The theatre department this past week performed SVSU’s first play to exclusively feature female performers.
Set in Sweetwater, Texas, during World War II, “Decision Height” is a production highlighting the women who left their homes and families to take part in beating the Axis powers in the war while defying the gender roles of their time.
In addition to being the first all-female cast to perform on the stage of the Malcolm Field Theatre, it is one of few productions to represent factual events and real women in history.
The main women represented in this show, the WASPs (Women Airforce Service Pilots), are women who were not given proper recognition for their contributions to the war, and by bringing the story to life on the Malcolm Field Theatre stage, more are able to know of their story.
Third-year theatre and political science major Brianne Dolney, who played Virginia Hascal in the show, stressed the cultural and societal impact of such a performance.
“It is immensely important that people see this play, because these women deserve the recognition that they never got,” Dolney said. “The courage of these women must be acknowledged. They were discouraged and put down, and yet they put their lives on hold to be a part of the war effort in any way they could. They are heroes.”
Aside from having less time than usual to rehearse the play, demanding technical elements and other factors, the cast and director, theatre professor Ric Roberts, were still able to pull off a seemingly flawless show.
“There is nothing easy about the process, but the fun is watching the actresses mature into their characters over a five-week period,” Roberts said. “They have continued to exceed my expectations on stage; we have some seriously fine actresses on the campus at SVSU.”
For some, the roles of the characters hit closer to home than expected, allowing the actresses to grow in a way that they did not realize they would.
This was the case for theatre, communications and elementary education major Aubree Harrell, who played Edie Harknell.
“Edie and I have a lot of similarities,” Harrell said. “My character grew up very close with her brother and idolizes him throughout the show. I grew up very close to my two brothers, (one of which is in the military) … This makes scenes where I talk about him being in the military that much easier to tap into my emotions.”

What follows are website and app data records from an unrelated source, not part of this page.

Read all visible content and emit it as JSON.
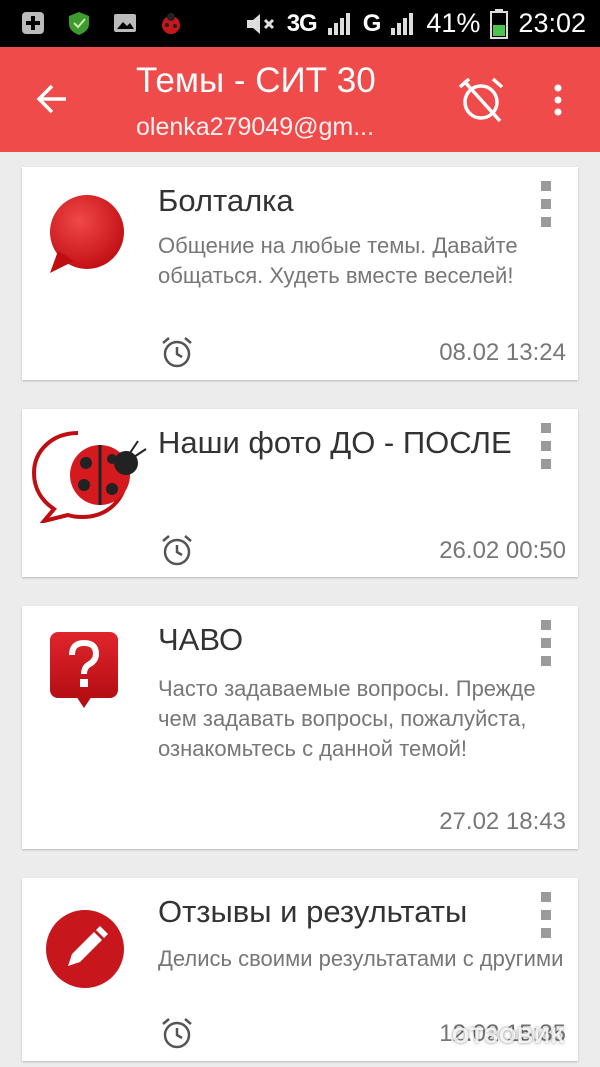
{
  "status_bar": {
    "network": "3G",
    "network2": "G",
    "battery": "41%",
    "time": "23:02"
  },
  "app_bar": {
    "title": "Темы - СИТ 30",
    "subtitle": "olenka279049@gm..."
  },
  "topics": [
    {
      "title": "Болталка",
      "description": "Общение на любые темы. Давайте общаться. Худеть вместе веселей!",
      "time": "08.02 13:24",
      "icon": "speech-bubble-icon"
    },
    {
      "title": "Наши фото ДО - ПОСЛЕ",
      "description": "",
      "time": "26.02 00:50",
      "icon": "ladybug-bubble-icon"
    },
    {
      "title": "ЧАВО",
      "description": "Часто задаваемые вопросы. Прежде чем задавать вопросы, пожалуйста, ознакомьтесь с данной темой!",
      "time": "27.02 18:43",
      "icon": "question-bubble-icon"
    },
    {
      "title": "Отзывы и результаты",
      "description": "Делись своими результатами с другими",
      "time": "12.02 15:35",
      "icon": "pencil-circle-icon"
    }
  ],
  "watermark": "ОТЗОВИК",
  "colors": {
    "accent": "#ef4b4b",
    "icon_red": "#c8161d",
    "text_primary": "#333333",
    "text_secondary": "#777777"
  }
}
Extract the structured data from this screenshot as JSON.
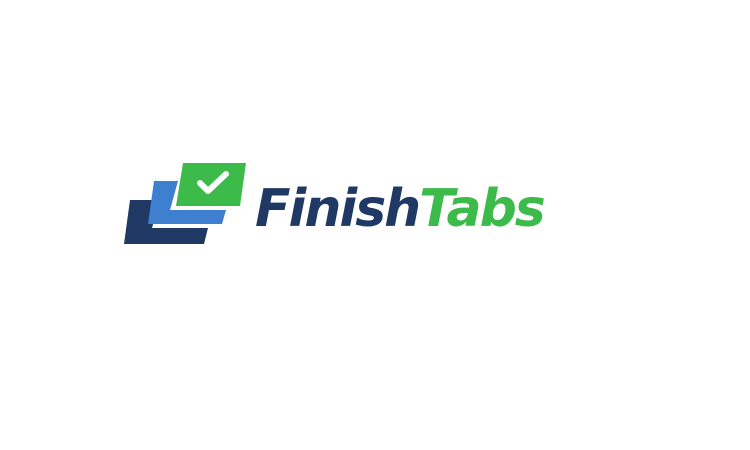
{
  "logo": {
    "wordmark_part_1": "Finish",
    "wordmark_part_2": "Tabs",
    "icon": "stacked-tabs-checkmark-icon"
  },
  "colors": {
    "background": "#ffffff",
    "navy": "#1f3864",
    "blue": "#3f7fd0",
    "green": "#3dbb4a",
    "check": "#ffffff"
  }
}
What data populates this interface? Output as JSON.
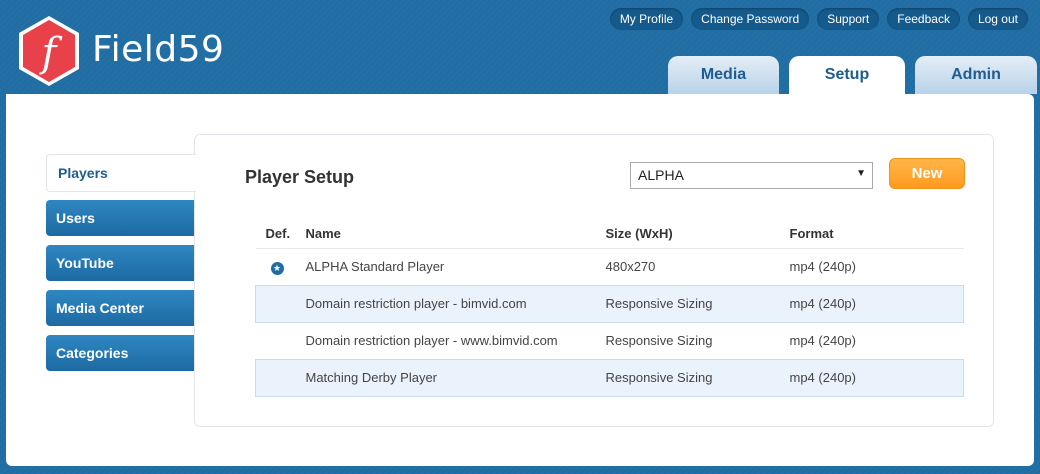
{
  "brand": {
    "name": "Field59",
    "logo_letter": "f",
    "accent": "#e8414a"
  },
  "top_links": [
    "My Profile",
    "Change Password",
    "Support",
    "Feedback",
    "Log out"
  ],
  "tabs": [
    {
      "label": "Media",
      "active": false
    },
    {
      "label": "Setup",
      "active": true
    },
    {
      "label": "Admin",
      "active": false
    }
  ],
  "sidebar": {
    "items": [
      {
        "label": "Players",
        "active": true
      },
      {
        "label": "Users",
        "active": false
      },
      {
        "label": "YouTube",
        "active": false
      },
      {
        "label": "Media Center",
        "active": false
      },
      {
        "label": "Categories",
        "active": false
      }
    ]
  },
  "content": {
    "title": "Player Setup",
    "select_value": "ALPHA",
    "new_label": "New",
    "columns": [
      "Def.",
      "Name",
      "Size (WxH)",
      "Format"
    ],
    "rows": [
      {
        "default": true,
        "default_icon": "star-icon",
        "name": "ALPHA Standard Player",
        "size": "480x270",
        "format": "mp4 (240p)"
      },
      {
        "default": false,
        "name": "Domain restriction player - bimvid.com",
        "size": "Responsive Sizing",
        "format": "mp4 (240p)"
      },
      {
        "default": false,
        "name": "Domain restriction player - www.bimvid.com",
        "size": "Responsive Sizing",
        "format": "mp4 (240p)"
      },
      {
        "default": false,
        "name": "Matching Derby Player",
        "size": "Responsive Sizing",
        "format": "mp4 (240p)"
      }
    ]
  }
}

The actresses were able to identify their own thoughts and beliefs within their characters as well.
“(Virginia) believes that her being a woman doesn’t hinder her ability to make an impact, and I love that about her,” Dolney said. “I’m a passionate feminist, and Amelia Earhart has been a hero of mine for many years, so being able to represent one of these brave women pilots has been a dream come true.”
“Decision Height” is a production filled with empowerment, visibility and truth. While the overall content represents events that happened, the element of comedy keeps a lighter mood while displaying a factual, more serious event.
The women represented in this play are important figures in history that are getting the exposure and recognition that they deserve.